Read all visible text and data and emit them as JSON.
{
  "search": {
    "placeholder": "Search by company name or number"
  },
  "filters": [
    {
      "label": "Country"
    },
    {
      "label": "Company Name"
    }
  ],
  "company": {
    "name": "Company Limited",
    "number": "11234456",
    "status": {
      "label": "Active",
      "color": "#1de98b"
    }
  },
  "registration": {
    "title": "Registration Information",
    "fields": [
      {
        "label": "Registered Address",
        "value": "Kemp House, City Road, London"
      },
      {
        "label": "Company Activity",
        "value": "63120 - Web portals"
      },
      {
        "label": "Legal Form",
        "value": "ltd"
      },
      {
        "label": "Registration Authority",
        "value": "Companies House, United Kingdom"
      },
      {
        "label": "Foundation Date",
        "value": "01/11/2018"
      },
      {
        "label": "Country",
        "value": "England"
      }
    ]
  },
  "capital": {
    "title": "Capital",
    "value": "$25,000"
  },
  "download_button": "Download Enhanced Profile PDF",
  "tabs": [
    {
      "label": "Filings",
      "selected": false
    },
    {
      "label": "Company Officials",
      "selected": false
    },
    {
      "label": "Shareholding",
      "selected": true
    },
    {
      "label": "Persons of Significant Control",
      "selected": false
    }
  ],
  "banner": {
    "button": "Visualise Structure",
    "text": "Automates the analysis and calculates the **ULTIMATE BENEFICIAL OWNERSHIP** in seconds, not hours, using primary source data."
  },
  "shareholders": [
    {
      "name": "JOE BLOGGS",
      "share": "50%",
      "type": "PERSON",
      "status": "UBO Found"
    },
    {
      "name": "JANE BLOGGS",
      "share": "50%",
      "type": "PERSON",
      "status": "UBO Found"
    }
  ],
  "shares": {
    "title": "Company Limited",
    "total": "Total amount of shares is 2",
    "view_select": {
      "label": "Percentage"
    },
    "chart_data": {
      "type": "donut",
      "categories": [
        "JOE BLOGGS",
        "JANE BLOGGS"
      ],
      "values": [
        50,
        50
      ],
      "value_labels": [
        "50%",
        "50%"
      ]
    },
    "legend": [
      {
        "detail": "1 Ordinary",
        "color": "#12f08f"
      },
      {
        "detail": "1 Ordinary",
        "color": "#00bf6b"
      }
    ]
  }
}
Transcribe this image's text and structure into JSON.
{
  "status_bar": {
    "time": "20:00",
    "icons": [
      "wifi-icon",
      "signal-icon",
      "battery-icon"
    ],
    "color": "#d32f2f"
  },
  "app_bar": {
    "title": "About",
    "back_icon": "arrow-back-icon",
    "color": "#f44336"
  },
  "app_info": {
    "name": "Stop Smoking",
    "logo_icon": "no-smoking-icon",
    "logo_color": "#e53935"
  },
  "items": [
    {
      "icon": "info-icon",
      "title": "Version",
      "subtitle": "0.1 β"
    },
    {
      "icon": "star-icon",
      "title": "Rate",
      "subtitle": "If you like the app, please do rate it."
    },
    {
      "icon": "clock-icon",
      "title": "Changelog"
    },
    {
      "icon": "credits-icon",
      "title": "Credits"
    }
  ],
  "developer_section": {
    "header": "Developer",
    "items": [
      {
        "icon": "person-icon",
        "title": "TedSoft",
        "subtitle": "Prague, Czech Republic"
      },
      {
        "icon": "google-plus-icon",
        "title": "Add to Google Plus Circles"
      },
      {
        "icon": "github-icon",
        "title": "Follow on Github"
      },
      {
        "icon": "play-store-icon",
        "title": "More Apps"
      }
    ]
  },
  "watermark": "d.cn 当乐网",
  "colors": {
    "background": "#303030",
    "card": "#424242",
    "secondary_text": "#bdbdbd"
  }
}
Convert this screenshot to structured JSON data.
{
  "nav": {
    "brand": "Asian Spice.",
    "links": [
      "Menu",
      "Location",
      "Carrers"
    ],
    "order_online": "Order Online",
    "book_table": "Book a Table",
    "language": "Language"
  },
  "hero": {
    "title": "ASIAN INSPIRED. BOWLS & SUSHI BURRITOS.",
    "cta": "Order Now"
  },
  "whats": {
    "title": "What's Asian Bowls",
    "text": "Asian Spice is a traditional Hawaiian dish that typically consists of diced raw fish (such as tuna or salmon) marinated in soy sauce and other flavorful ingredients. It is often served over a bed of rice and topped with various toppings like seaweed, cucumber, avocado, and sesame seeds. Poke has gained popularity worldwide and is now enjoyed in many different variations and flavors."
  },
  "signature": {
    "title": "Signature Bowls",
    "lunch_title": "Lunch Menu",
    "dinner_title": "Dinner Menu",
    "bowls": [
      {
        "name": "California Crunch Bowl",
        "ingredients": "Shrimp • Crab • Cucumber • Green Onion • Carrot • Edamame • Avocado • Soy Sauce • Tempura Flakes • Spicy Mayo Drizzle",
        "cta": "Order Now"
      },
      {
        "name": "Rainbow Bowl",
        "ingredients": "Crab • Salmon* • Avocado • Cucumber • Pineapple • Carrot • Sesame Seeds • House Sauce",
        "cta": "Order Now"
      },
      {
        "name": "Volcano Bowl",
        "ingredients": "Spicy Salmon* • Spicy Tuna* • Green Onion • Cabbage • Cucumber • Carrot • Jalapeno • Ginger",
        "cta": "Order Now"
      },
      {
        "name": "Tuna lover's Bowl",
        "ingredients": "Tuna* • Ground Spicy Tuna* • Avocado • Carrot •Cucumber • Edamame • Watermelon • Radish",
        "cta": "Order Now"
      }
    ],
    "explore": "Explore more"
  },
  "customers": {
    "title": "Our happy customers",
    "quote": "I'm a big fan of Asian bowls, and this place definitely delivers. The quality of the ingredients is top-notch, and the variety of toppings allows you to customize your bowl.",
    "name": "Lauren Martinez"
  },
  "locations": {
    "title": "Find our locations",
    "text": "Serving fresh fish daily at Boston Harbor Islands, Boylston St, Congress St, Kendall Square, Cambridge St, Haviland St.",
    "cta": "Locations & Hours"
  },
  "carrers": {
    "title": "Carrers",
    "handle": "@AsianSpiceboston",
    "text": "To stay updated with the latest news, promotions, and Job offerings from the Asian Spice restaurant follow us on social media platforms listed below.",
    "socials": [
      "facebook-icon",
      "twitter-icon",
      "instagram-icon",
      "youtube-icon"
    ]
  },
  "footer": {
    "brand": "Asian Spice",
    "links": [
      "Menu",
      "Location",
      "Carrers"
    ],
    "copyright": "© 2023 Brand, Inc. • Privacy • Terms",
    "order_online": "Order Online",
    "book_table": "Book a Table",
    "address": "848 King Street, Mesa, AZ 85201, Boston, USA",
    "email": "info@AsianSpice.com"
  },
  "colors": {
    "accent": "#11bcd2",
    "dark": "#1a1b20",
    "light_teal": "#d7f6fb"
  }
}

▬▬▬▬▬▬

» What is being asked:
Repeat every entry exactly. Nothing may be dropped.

» Finished exercise:
Read all visible text and data and emit them as JSON.
{
  "search": {
    "placeholder": "Search by company name or number"
  },
  "filters": [
    {
      "label": "Country"
    },
    {
      "label": "Company Name"
    }
  ],
  "company": {
    "name": "Company Limited",
    "number": "11234456",
    "status": {
      "label": "Active",
      "color": "#1de98b"
    }
  },
  "registration": {
    "title": "Registration Information",
    "fields": [
      {
        "label": "Registered Address",
        "value": "Kemp House, City Road, London"
      },
      {
        "label": "Company Activity",
        "value": "63120 - Web portals"
      },
      {
        "label": "Legal Form",
        "value": "ltd"
      },
      {
        "label": "Registration Authority",
        "value": "Companies House, United Kingdom"
      },
      {
        "label": "Foundation Date",
        "value": "01/11/2018"
      },
      {
        "label": "Country",
        "value": "England"
      }
    ]
  },
  "capital": {
    "title": "Capital",
    "value": "$25,000"
  },
  "download_button": "Download Enhanced Profile PDF",
  "tabs": [
    {
      "label": "Filings",
      "selected": false
    },
    {
      "label": "Company Officials",
      "selected": false
    },
    {
      "label": "Shareholding",
      "selected": true
    },
    {
      "label": "Persons of Significant Control",
      "selected": false
    }
  ],
  "banner": {
    "button": "Visualise Structure",
    "text": "Automates the analysis and calculates the **ULTIMATE BENEFICIAL OWNERSHIP** in seconds, not hours, using primary source data."
  },
  "shareholders": [
    {
      "name": "JOE BLOGGS",
      "share": "50%",
      "type": "PERSON",
      "status": "UBO Found"
    },
    {
      "name": "JANE BLOGGS",
      "share": "50%",
      "type": "PERSON",
      "status": "UBO Found"
    }
  ],
  "shares": {
    "title": "Company Limited",
    "total": "Total amount of shares is 2",
    "view_select": {
      "label": "Percentage"
    },
    "chart_data": {
      "type": "donut",
      "categories": [
        "JOE BLOGGS",
        "JANE BLOGGS"
      ],
      "values": [
        50,
        50
      ],
      "value_labels": [
        "50%",
        "50%"
      ]
    },
    "legend": [
      {
        "detail": "1 Ordinary",
        "color": "#12f08f"
      },
      {
        "detail": "1 Ordinary",
        "color": "#00bf6b"
      }
    ]
  }
}
Transcribe this image's text and structure into JSON.
{
  "status_bar": {
    "time": "20:00",
    "icons": [
      "wifi-icon",
      "signal-icon",
      "battery-icon"
    ],
    "color": "#d32f2f"
  },
  "app_bar": {
    "title": "About",
    "back_icon": "arrow-back-icon",
    "color": "#f44336"
  },
  "app_info": {
    "name": "Stop Smoking",
    "logo_icon": "no-smoking-icon",
    "logo_color": "#e53935"
  },
  "items": [
    {
      "icon": "info-icon",
      "title": "Version",
      "subtitle": "0.1 β"
    },
    {
      "icon": "star-icon",
      "title": "Rate",
      "subtitle": "If you like the app, please do rate it."
    },
    {
      "icon": "clock-icon",
      "title": "Changelog"
    },
    {
      "icon": "credits-icon",
      "title": "Credits"
    }
  ],
  "developer_section": {
    "header": "Developer",
    "items": [
      {
        "icon": "person-icon",
        "title": "TedSoft",
        "subtitle": "Prague, Czech Republic"
      },
      {
        "icon": "google-plus-icon",
        "title": "Add to Google Plus Circles"
      },
      {
        "icon": "github-icon",
        "title": "Follow on Github"
      },
      {
        "icon": "play-store-icon",
        "title": "More Apps"
      }
    ]
  },
  "watermark": "d.cn 当乐网",
  "colors": {
    "background": "#303030",
    "card": "#424242",
    "secondary_text": "#bdbdbd"
  }
}
Convert this screenshot to structured JSON data.
{
  "nav": {
    "brand": "Asian Spice.",
    "links": [
      "Menu",
      "Location",
      "Carrers"
    ],
    "order_online": "Order Online",
    "book_table": "Book a Table",
    "language": "Language"
  },
  "hero": {
    "title": "ASIAN INSPIRED. BOWLS & SUSHI BURRITOS.",
    "cta": "Order Now"
  },
  "whats": {
    "title": "What's Asian Bowls",
    "text": "Asian Spice is a traditional Hawaiian dish that typically consists of diced raw fish (such as tuna or salmon) marinated in soy sauce and other flavorful ingredients. It is often served over a bed of rice and topped with various toppings like seaweed, cucumber, avocado, and sesame seeds. Poke has gained popularity worldwide and is now enjoyed in many different variations and flavors."
  },
  "signature": {
    "title": "Signature Bowls",
    "lunch_title": "Lunch Menu",
    "dinner_title": "Dinner Menu",
    "bowls": [
      {
        "name": "California Crunch Bowl",
        "ingredients": "Shrimp • Crab • Cucumber • Green Onion • Carrot • Edamame • Avocado • Soy Sauce • Tempura Flakes • Spicy Mayo Drizzle",
        "cta": "Order Now"
      },
      {
        "name": "Rainbow Bowl",
        "ingredients": "Crab • Salmon* • Avocado • Cucumber • Pineapple • Carrot • Sesame Seeds • House Sauce",
        "cta": "Order Now"
      },
      {
        "name": "Volcano Bowl",
        "ingredients": "Spicy Salmon* • Spicy Tuna* • Green Onion • Cabbage • Cucumber • Carrot • Jalapeno • Ginger",
        "cta": "Order Now"
      },
      {
        "name": "Tuna lover's Bowl",
        "ingredients": "Tuna* • Ground Spicy Tuna* • Avocado • Carrot •Cucumber • Edamame • Watermelon • Radish",
        "cta": "Order Now"
      }
    ],
    "explore": "Explore more"
  },
  "customers": {
    "title": "Our happy customers",
    "quote": "I'm a big fan of Asian bowls, and this place definitely delivers. The quality of the ingredients is top-notch, and the variety of toppings allows you to customize your bowl.",
    "name": "Lauren Martinez"
  },
  "locations": {
    "title": "Find our locations",
    "text": "Serving fresh fish daily at Boston Harbor Islands, Boylston St, Congress St, Kendall Square, Cambridge St, Haviland St.",
    "cta": "Locations & Hours"
  },
  "carrers": {
    "title": "Carrers",
    "handle": "@AsianSpiceboston",
    "text": "To stay updated with the latest news, promotions, and Job offerings from the Asian Spice restaurant follow us on social media platforms listed below.",
    "socials": [
      "facebook-icon",
      "twitter-icon",
      "instagram-icon",
      "youtube-icon"
    ]
  },
  "footer": {
    "brand": "Asian Spice",
    "links": [
      "Menu",
      "Location",
      "Carrers"
    ],
    "copyright": "© 2023 Brand, Inc. • Privacy • Terms",
    "order_online": "Order Online",
    "book_table": "Book a Table",
    "address": "848 King Street, Mesa, AZ 85201, Boston, USA",
    "email": "info@AsianSpice.com"
  },
  "colors": {
    "accent": "#11bcd2",
    "dark": "#1a1b20",
    "light_teal": "#d7f6fb"
  }
}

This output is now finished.